N1.3B BILL: ENUGU GOVT SLAMS EEDC, DEMANDS REFUND OF INVESTMENT IN ELECTRICITY SECTOR The Enugu State Government has slammed the Enugu Electricity Distribution Company (EEDC) over its billing and the disconnection of power supply to government offices. It described the actions as unlawful, malicious, callous, and vexatious. It also faulted EEDC’s claim of government’s indebtedness to the company to the tune of N1.3 billion, explaining that besides prompt payment of all electricity bills received from the EEDC since May 2023, Governor Peter Mbah’s administration had cleared a two-month backlog of debts in line with the governor’s commitment to offset all legitimate electricity debts inherited from his predecessors. Earlier on Tuesday the Enugu Capital Territory Development Authority (ECTDA) had sealed the Corporate Head Office of the EEDC. Reacting to the sealing of its corporate office, EEDC’s Head of Corporate Communications, Mr Emeka Ezeh, described the action as strange, noting that the operations of the company had been disrupted. He added that the government had not notified them of any offence the company committed to have warranted such treatment. He said: “As at now, there has not been any clear information/communication from ECTDA explaining their action. “We, however, suspect that this action might not be unconnected to the notice of disconnection published by EEDC informing indebted customers of intention to commence disconnection today, Tuesday 11th June, 2024. “Enugu State Government happens to be one of the indebted customers with over N1 billion owed to EEDC. It is important to state that the majority of the state government’s facilities are metered (so, it is not a case of estimated billing).” However, the government in a letter sent to the EEDC Managing Director/CEO dated, June 11, 2024, and signed by the Secretary to the State Government, Prof. Chidiebere Onyia, faulted the claim of the company regarding its alleged indebtedness. It directed that all MDAs should immediately be metered. The letter was titled, “Re: Notice of Disconnections to Indebted Customers and Actual Disconnections of Enugu State Government Offices.” It read in part: “Enugu State Government received the disconnection notice published in national daily newspapers.
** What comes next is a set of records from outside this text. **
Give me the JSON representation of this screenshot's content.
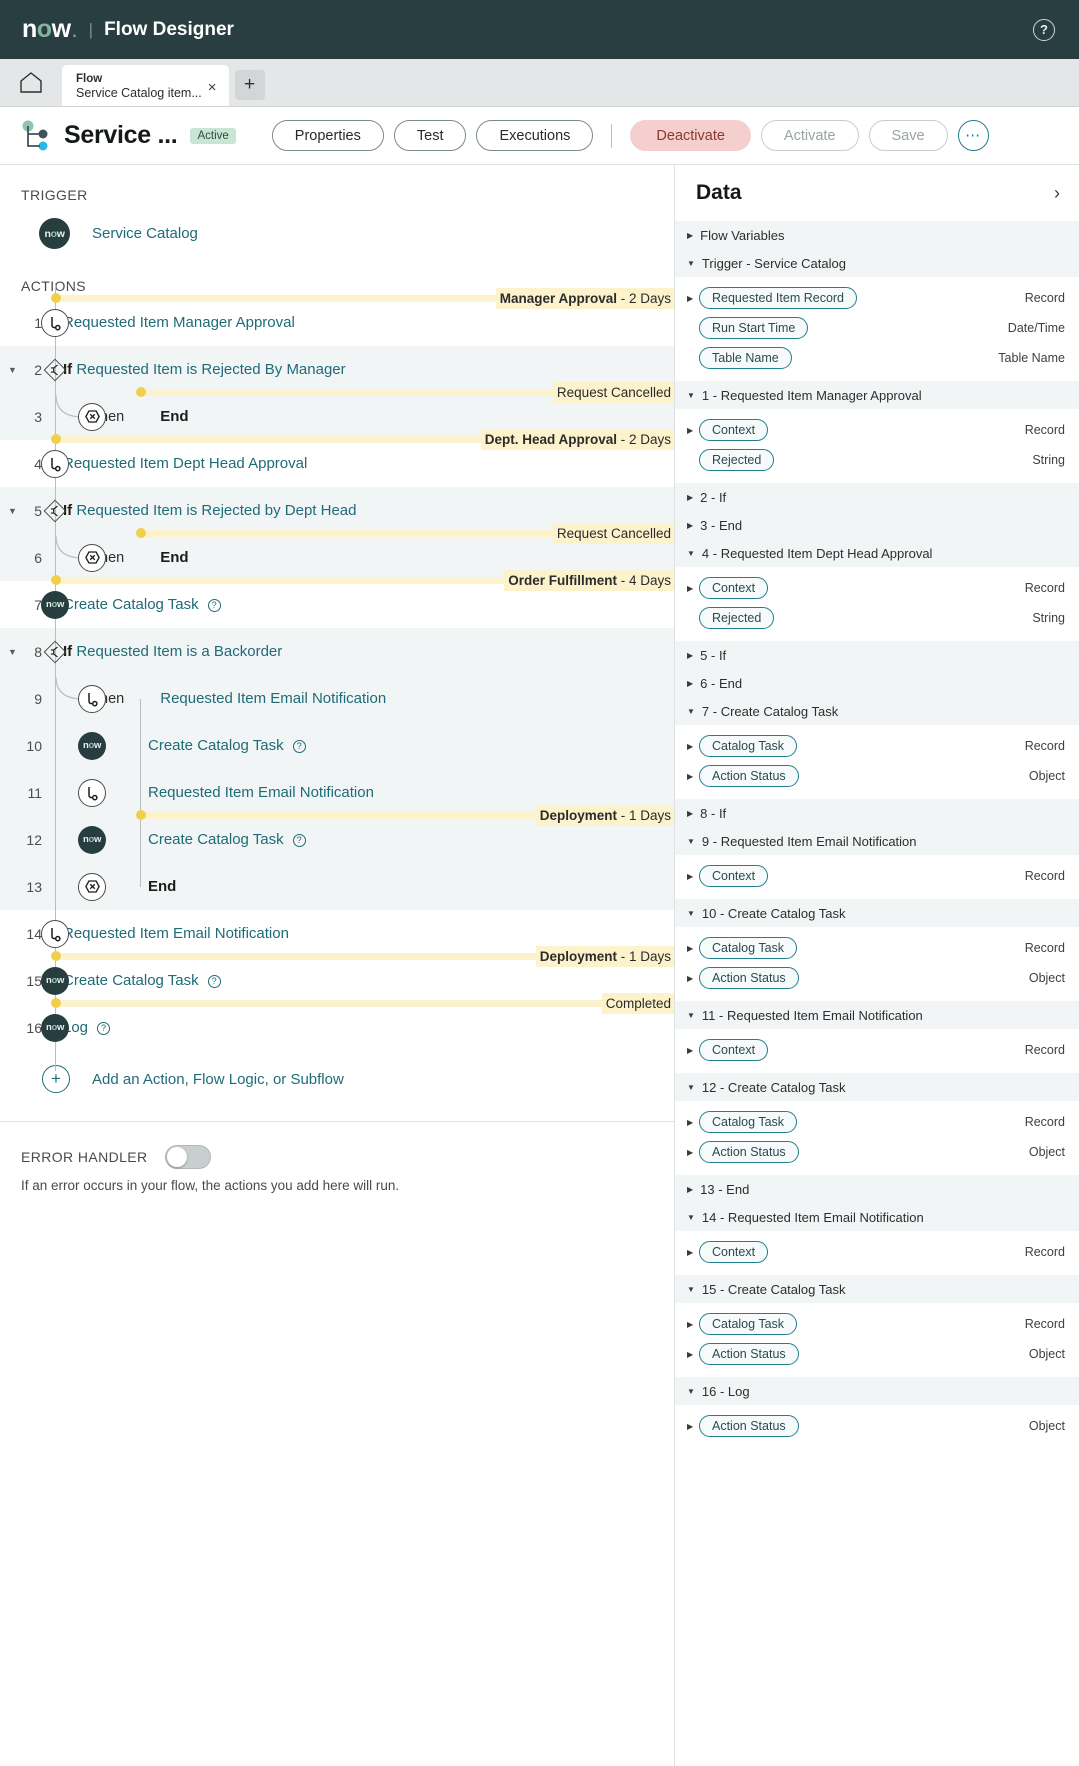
{
  "topbar": {
    "brand": "now",
    "brand_dot": ".",
    "divider": "|",
    "app_title": "Flow Designer",
    "help_icon": "?"
  },
  "tabbar": {
    "home_icon": "home-icon",
    "tab": {
      "kind": "Flow",
      "name": "Service Catalog item...",
      "close": "×"
    },
    "add": "+"
  },
  "flowheader": {
    "title": "Service ...",
    "status_badge": "Active",
    "buttons": {
      "properties": "Properties",
      "test": "Test",
      "executions": "Executions",
      "deactivate": "Deactivate",
      "activate": "Activate",
      "save": "Save",
      "more": "•••"
    },
    "accent_teal": "#1f7f8c",
    "deactivate_bg": "#f4cfcd",
    "badge_bg": "#c9e5d4"
  },
  "canvas": {
    "trigger_section": "TRIGGER",
    "actions_section": "ACTIONS",
    "trigger": {
      "icon": "now-logo-icon",
      "label": "Service Catalog"
    },
    "add_action": {
      "icon": "plus-icon",
      "label": "Add an Action, Flow Logic, or Subflow"
    },
    "error_handler": {
      "title": "ERROR HANDLER",
      "toggle_state": "off",
      "description": "If an error occurs in your flow, the actions you add here will run."
    },
    "steps": [
      {
        "num": "1",
        "icon": "approval-icon",
        "label": "Requested Item Manager Approval",
        "type": "link",
        "indent": 0,
        "caret": false,
        "highlight": false,
        "annotation": {
          "name": "Manager Approval",
          "detail": " - 2 Days"
        }
      },
      {
        "num": "2",
        "icon": "flow-logic-icon",
        "label": "Requested Item is Rejected By Manager",
        "type": "if",
        "prefix": "If",
        "indent": 0,
        "caret": true,
        "highlight": true,
        "annotation": null
      },
      {
        "num": "3",
        "icon": "end-icon",
        "label": "End",
        "type": "end",
        "then": "then",
        "indent": 1,
        "caret": false,
        "highlight": true,
        "annotation": {
          "name": "",
          "detail": "Request Cancelled"
        }
      },
      {
        "num": "4",
        "icon": "approval-icon",
        "label": "Requested Item Dept Head Approval",
        "type": "link",
        "indent": 0,
        "caret": false,
        "highlight": false,
        "annotation": {
          "name": "Dept. Head Approval",
          "detail": " - 2 Days"
        }
      },
      {
        "num": "5",
        "icon": "flow-logic-icon",
        "label": "Requested Item is Rejected by Dept Head",
        "type": "if",
        "prefix": "If",
        "indent": 0,
        "caret": true,
        "highlight": true,
        "annotation": null
      },
      {
        "num": "6",
        "icon": "end-icon",
        "label": "End",
        "type": "end",
        "then": "then",
        "indent": 1,
        "caret": false,
        "highlight": true,
        "annotation": {
          "name": "",
          "detail": "Request Cancelled"
        }
      },
      {
        "num": "7",
        "icon": "now-logo-icon",
        "label": "Create Catalog Task",
        "type": "now",
        "help": true,
        "indent": 0,
        "caret": false,
        "highlight": false,
        "annotation": {
          "name": "Order Fulfillment",
          "detail": " - 4 Days"
        }
      },
      {
        "num": "8",
        "icon": "flow-logic-icon",
        "label": "Requested Item is a Backorder",
        "type": "if",
        "prefix": "If",
        "indent": 0,
        "caret": true,
        "highlight": true,
        "annotation": null
      },
      {
        "num": "9",
        "icon": "approval-icon",
        "label": "Requested Item Email Notification",
        "type": "link",
        "then": "then",
        "indent": 1,
        "caret": false,
        "highlight": true,
        "annotation": null
      },
      {
        "num": "10",
        "icon": "now-logo-icon",
        "label": "Create Catalog Task",
        "type": "now",
        "help": true,
        "indent": 1,
        "caret": false,
        "highlight": true,
        "annotation": null
      },
      {
        "num": "11",
        "icon": "approval-icon",
        "label": "Requested Item Email Notification",
        "type": "link",
        "indent": 1,
        "caret": false,
        "highlight": true,
        "annotation": null
      },
      {
        "num": "12",
        "icon": "now-logo-icon",
        "label": "Create Catalog Task",
        "type": "now",
        "help": true,
        "indent": 1,
        "caret": false,
        "highlight": true,
        "annotation": {
          "name": "Deployment",
          "detail": " - 1 Days"
        }
      },
      {
        "num": "13",
        "icon": "end-icon",
        "label": "End",
        "type": "end",
        "indent": 1,
        "caret": false,
        "highlight": true,
        "annotation": null
      },
      {
        "num": "14",
        "icon": "approval-icon",
        "label": "Requested Item Email Notification",
        "type": "link",
        "indent": 0,
        "caret": false,
        "highlight": false,
        "annotation": null
      },
      {
        "num": "15",
        "icon": "now-logo-icon",
        "label": "Create Catalog Task",
        "type": "now",
        "help": true,
        "indent": 0,
        "caret": false,
        "highlight": false,
        "annotation": {
          "name": "Deployment",
          "detail": " - 1 Days"
        }
      },
      {
        "num": "16",
        "icon": "now-logo-icon",
        "label": "Log",
        "type": "now",
        "help": true,
        "indent": 0,
        "caret": false,
        "highlight": false,
        "annotation": {
          "name": "",
          "detail": "Completed"
        }
      }
    ]
  },
  "datapanel": {
    "title": "Data",
    "collapse_icon": "chevron-right-icon",
    "groups": [
      {
        "label": "Flow Variables",
        "expanded": false,
        "rows": []
      },
      {
        "label": "Trigger - Service Catalog",
        "expanded": true,
        "rows": [
          {
            "name": "Requested Item Record",
            "type": "Record",
            "expandable": true
          },
          {
            "name": "Run Start Time",
            "type": "Date/Time",
            "expandable": false
          },
          {
            "name": "Table Name",
            "type": "Table Name",
            "expandable": false
          }
        ]
      },
      {
        "label": "1 - Requested Item Manager Approval",
        "expanded": true,
        "rows": [
          {
            "name": "Context",
            "type": "Record",
            "expandable": true
          },
          {
            "name": "Rejected",
            "type": "String",
            "expandable": false
          }
        ]
      },
      {
        "label": "2 - If",
        "expanded": false,
        "rows": []
      },
      {
        "label": "3 - End",
        "expanded": false,
        "rows": []
      },
      {
        "label": "4 - Requested Item Dept Head Approval",
        "expanded": true,
        "rows": [
          {
            "name": "Context",
            "type": "Record",
            "expandable": true
          },
          {
            "name": "Rejected",
            "type": "String",
            "expandable": false
          }
        ]
      },
      {
        "label": "5 - If",
        "expanded": false,
        "rows": []
      },
      {
        "label": "6 - End",
        "expanded": false,
        "rows": []
      },
      {
        "label": "7 - Create Catalog Task",
        "expanded": true,
        "rows": [
          {
            "name": "Catalog Task",
            "type": "Record",
            "expandable": true
          },
          {
            "name": "Action Status",
            "type": "Object",
            "expandable": true
          }
        ]
      },
      {
        "label": "8 - If",
        "expanded": false,
        "rows": []
      },
      {
        "label": "9 - Requested Item Email Notification",
        "expanded": true,
        "rows": [
          {
            "name": "Context",
            "type": "Record",
            "expandable": true
          }
        ]
      },
      {
        "label": "10 - Create Catalog Task",
        "expanded": true,
        "rows": [
          {
            "name": "Catalog Task",
            "type": "Record",
            "expandable": true
          },
          {
            "name": "Action Status",
            "type": "Object",
            "expandable": true
          }
        ]
      },
      {
        "label": "11 - Requested Item Email Notification",
        "expanded": true,
        "rows": [
          {
            "name": "Context",
            "type": "Record",
            "expandable": true
          }
        ]
      },
      {
        "label": "12 - Create Catalog Task",
        "expanded": true,
        "rows": [
          {
            "name": "Catalog Task",
            "type": "Record",
            "expandable": true
          },
          {
            "name": "Action Status",
            "type": "Object",
            "expandable": true
          }
        ]
      },
      {
        "label": "13 - End",
        "expanded": false,
        "rows": []
      },
      {
        "label": "14 - Requested Item Email Notification",
        "expanded": true,
        "rows": [
          {
            "name": "Context",
            "type": "Record",
            "expandable": true
          }
        ]
      },
      {
        "label": "15 - Create Catalog Task",
        "expanded": true,
        "rows": [
          {
            "name": "Catalog Task",
            "type": "Record",
            "expandable": true
          },
          {
            "name": "Action Status",
            "type": "Object",
            "expandable": true
          }
        ]
      },
      {
        "label": "16 - Log",
        "expanded": true,
        "rows": [
          {
            "name": "Action Status",
            "type": "Object",
            "expandable": true
          }
        ]
      }
    ]
  }
}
We have also received the information that EEDC has disconnected some Enugu State government institutions. “We note that both the publication of notice of disconnections and the actual disconnections on Saturday 8th June, 2024 were based on wrong premises and total disregard to NERC rules and standing Order on estimated billing of Maximum demand customers. “Accordingly, the state government notes as follows: That EEDC letter dated 7 June 2024 addressed to His Excellency the Governor of Enugu State that the outstanding electricity bill is N1,319,571,131.21. “That the said outstanding electricity bills are estimated billing of Maximum demand agencies and parastatals of the state government carried over from the last administration as the current administration has diligently and promptly paid all bills received from May 2023 to date including 2 months from the carried over bill which it has shown commitment in good faith to settle. “That NERC Order NO/NERC/197/2020 paragraph 13 subsection (a) states: ‘Any Maximum demand agencies and parastatals customer not provided with meter by 1 March 2017 shall not pay any electricity bills presented by a DisCo on the basis of estimated billing methodology and these customers are advised to report to the Commission. “Paragraph 13 subsection (b) states No DisCo shall disconnect any Maximum demand agencies and parastatals customers that were not metered by 1 March 2024 on the basis of the customer’s refusal to pay an invoice issued on the basis of estimated billing after the compliance deadline.” Continuing, the government stated, “Considering the provisions of NERC Order, the recent disconnections of government offices, parastatals viz: College of Medicine ESUT Teaching hospital, Housing development corporation, State Secretariat, etc. is unlawful,…